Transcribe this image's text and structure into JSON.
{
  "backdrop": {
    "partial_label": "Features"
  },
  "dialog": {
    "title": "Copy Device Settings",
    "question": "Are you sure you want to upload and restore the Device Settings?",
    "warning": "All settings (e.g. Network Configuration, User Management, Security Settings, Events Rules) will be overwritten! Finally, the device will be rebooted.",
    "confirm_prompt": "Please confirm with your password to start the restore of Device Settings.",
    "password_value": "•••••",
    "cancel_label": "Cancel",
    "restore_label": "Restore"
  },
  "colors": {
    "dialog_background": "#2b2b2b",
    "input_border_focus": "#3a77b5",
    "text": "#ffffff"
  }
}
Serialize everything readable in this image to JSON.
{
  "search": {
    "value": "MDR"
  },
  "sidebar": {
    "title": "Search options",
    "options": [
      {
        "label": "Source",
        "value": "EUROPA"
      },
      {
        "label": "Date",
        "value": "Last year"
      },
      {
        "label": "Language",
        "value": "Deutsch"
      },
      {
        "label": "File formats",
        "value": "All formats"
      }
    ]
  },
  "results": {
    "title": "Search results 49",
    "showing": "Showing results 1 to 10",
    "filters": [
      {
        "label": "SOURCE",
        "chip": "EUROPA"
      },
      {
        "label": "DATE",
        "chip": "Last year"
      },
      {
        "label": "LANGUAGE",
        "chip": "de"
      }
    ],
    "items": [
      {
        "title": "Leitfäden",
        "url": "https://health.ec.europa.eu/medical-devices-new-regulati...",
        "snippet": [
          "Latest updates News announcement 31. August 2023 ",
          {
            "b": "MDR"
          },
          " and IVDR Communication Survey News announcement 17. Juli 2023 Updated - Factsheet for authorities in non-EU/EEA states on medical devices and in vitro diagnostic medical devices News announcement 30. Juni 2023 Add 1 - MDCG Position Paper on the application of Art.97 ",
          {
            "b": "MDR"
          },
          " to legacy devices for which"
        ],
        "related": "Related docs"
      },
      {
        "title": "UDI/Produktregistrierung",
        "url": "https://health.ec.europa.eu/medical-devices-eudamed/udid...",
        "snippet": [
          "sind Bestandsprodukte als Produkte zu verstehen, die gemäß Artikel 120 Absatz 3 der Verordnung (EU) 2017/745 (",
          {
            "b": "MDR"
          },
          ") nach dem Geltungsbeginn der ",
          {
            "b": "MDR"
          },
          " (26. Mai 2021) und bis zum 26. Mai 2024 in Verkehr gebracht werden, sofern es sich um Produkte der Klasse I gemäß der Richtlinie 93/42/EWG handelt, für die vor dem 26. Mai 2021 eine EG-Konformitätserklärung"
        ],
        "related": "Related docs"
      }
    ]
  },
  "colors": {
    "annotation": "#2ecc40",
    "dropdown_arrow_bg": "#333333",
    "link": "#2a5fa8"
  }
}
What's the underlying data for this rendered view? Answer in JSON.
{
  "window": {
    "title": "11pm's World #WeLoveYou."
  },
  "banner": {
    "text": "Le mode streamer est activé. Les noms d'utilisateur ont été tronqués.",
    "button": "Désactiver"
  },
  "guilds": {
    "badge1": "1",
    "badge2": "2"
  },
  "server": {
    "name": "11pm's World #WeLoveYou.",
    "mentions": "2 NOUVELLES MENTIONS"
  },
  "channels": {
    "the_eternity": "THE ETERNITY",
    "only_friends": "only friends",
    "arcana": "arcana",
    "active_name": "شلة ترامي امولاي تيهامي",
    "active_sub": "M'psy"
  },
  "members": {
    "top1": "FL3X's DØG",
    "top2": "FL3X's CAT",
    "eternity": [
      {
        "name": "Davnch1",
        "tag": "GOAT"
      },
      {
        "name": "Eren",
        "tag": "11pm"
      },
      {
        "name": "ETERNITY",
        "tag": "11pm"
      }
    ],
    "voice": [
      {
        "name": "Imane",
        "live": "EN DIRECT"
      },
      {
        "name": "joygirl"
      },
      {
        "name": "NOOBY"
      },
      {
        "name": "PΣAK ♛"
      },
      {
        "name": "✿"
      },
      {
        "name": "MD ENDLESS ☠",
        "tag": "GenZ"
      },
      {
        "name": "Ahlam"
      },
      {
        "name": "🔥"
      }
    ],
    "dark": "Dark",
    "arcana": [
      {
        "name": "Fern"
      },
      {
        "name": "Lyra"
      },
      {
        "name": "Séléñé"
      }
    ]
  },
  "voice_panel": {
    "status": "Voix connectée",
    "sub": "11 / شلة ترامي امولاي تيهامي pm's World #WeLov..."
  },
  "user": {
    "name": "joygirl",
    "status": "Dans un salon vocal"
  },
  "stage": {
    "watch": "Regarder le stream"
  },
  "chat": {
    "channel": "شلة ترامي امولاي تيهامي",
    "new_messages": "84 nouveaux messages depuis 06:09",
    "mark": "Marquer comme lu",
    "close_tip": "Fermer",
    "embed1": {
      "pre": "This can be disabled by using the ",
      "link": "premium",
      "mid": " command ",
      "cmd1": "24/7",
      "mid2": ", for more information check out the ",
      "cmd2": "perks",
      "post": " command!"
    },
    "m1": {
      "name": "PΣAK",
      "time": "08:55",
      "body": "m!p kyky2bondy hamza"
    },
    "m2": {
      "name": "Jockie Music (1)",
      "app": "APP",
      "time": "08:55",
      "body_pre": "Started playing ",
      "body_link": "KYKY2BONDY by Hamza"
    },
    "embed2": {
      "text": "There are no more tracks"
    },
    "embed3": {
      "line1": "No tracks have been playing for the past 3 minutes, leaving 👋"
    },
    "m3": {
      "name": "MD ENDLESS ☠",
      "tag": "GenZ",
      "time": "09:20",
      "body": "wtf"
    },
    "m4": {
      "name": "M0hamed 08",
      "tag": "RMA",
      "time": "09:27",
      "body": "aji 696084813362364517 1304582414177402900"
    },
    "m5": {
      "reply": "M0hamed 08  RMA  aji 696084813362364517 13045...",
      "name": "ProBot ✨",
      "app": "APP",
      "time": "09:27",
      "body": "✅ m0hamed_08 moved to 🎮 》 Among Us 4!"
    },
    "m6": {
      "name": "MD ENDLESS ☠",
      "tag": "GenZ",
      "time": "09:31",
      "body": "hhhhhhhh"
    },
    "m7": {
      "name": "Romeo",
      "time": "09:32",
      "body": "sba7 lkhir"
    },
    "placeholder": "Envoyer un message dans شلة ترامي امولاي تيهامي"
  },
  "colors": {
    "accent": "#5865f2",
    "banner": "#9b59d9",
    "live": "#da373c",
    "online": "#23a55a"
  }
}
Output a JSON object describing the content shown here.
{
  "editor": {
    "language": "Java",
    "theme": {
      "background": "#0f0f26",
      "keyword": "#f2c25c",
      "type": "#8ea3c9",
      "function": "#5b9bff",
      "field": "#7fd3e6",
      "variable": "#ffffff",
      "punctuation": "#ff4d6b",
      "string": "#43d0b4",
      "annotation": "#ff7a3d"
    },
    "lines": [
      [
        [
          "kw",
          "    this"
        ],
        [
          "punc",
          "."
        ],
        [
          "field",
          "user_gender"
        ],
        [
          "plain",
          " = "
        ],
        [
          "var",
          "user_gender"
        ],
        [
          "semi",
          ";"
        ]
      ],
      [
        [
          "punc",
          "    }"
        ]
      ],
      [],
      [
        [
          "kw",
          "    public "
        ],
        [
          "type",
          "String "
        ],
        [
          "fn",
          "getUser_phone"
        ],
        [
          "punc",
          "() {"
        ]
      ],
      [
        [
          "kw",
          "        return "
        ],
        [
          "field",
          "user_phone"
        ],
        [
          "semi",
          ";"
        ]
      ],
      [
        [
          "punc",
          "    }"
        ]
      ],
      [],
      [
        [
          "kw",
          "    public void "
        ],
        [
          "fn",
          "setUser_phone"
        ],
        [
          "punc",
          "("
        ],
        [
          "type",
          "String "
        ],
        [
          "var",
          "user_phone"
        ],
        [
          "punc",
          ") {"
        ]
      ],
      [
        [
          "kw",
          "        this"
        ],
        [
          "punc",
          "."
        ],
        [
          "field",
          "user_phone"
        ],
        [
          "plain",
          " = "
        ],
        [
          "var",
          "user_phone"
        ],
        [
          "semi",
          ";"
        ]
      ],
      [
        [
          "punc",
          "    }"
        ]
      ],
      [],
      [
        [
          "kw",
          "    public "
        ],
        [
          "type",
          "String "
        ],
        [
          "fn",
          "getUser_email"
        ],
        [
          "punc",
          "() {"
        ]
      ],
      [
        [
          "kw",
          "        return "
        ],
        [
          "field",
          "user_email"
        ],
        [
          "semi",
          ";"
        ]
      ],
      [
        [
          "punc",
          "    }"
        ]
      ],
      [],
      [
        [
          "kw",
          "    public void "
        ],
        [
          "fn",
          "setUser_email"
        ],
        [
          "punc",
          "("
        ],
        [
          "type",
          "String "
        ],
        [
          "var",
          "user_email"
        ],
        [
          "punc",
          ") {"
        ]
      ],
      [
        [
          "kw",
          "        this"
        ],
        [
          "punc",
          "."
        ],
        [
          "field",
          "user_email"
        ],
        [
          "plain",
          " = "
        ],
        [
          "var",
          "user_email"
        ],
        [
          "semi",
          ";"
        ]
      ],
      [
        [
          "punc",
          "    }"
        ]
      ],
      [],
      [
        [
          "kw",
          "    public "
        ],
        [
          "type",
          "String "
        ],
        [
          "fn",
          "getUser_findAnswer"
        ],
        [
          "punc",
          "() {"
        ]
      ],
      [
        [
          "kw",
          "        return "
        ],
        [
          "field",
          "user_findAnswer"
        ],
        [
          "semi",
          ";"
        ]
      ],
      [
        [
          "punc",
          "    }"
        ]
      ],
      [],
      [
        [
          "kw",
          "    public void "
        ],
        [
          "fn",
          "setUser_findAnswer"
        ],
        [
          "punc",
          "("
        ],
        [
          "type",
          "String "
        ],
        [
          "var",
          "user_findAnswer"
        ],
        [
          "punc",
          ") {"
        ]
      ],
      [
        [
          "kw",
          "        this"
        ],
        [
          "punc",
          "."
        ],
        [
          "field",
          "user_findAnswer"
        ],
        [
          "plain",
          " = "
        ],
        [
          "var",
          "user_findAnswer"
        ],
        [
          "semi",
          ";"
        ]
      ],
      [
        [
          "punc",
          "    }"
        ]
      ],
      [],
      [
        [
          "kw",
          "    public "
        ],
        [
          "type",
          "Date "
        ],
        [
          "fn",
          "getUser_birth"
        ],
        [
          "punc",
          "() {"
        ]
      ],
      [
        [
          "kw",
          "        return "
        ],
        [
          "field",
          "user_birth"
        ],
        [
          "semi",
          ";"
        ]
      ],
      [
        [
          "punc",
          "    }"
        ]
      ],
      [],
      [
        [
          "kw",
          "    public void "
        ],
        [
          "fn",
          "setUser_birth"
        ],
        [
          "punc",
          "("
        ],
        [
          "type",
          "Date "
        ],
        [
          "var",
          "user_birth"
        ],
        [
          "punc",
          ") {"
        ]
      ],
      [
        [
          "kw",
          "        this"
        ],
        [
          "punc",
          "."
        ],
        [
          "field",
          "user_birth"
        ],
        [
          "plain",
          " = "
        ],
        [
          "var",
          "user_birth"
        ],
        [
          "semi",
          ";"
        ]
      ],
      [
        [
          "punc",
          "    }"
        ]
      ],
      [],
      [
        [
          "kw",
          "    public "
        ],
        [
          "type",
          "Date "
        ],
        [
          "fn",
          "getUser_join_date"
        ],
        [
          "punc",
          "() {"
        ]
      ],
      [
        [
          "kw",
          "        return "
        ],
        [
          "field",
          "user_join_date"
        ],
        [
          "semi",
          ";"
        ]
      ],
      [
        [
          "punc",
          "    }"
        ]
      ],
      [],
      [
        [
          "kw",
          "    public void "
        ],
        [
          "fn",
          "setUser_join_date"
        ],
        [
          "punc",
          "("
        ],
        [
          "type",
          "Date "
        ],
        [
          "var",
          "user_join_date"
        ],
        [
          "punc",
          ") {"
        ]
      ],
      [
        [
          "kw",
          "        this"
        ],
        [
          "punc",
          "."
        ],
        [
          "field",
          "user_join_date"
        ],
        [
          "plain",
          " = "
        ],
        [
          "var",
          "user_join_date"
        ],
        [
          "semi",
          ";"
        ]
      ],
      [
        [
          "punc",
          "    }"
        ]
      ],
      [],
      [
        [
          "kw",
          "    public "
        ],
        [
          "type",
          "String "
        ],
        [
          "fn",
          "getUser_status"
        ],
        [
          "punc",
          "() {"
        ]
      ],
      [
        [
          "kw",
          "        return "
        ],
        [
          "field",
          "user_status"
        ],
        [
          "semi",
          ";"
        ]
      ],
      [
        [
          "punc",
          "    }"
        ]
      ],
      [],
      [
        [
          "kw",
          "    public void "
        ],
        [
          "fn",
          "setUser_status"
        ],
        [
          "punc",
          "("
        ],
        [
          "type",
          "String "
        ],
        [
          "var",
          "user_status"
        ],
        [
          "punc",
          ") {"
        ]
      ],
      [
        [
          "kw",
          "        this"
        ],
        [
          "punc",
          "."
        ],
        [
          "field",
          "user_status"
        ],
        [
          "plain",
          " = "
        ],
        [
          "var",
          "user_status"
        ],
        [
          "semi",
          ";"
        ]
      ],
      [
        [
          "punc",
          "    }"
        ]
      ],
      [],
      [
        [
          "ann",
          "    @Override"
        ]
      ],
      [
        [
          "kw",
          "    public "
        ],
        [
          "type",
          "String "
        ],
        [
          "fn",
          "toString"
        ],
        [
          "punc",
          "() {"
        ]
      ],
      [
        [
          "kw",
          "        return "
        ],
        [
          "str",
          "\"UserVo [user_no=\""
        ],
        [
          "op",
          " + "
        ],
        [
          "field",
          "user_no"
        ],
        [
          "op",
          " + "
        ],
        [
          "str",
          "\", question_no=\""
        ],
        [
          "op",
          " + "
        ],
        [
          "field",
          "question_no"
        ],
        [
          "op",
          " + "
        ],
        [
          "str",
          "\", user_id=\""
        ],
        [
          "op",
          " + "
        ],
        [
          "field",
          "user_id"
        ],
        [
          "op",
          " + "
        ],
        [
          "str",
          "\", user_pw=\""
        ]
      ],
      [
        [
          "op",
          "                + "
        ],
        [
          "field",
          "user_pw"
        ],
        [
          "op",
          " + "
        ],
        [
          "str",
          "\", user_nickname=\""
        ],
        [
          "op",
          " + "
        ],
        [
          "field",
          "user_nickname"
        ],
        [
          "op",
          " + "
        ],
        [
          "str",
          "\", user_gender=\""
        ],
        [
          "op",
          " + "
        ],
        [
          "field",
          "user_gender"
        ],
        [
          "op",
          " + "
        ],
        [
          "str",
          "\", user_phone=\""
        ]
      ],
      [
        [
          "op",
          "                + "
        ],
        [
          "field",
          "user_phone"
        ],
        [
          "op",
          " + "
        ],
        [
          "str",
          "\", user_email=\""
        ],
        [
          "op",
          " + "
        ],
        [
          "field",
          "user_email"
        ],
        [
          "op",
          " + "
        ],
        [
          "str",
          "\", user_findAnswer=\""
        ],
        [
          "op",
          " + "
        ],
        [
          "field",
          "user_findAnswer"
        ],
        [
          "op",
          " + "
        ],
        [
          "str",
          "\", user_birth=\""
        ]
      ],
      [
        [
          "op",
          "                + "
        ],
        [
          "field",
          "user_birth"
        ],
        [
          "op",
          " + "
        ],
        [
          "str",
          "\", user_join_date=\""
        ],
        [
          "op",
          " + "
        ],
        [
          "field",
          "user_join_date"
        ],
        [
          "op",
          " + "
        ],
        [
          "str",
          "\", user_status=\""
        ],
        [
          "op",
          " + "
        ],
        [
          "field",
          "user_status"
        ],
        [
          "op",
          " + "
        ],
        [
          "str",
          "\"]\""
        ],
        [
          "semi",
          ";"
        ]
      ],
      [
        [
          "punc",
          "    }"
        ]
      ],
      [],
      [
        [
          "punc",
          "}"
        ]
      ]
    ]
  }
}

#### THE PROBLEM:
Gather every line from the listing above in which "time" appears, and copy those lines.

#### REPLY TO THE EXERCISE:
      "time": "08:55",
      "time": "08:55",
      "time": "09:20",
      "time": "09:27",
      "time": "09:27",
      "time": "09:31",
      "time": "09:32",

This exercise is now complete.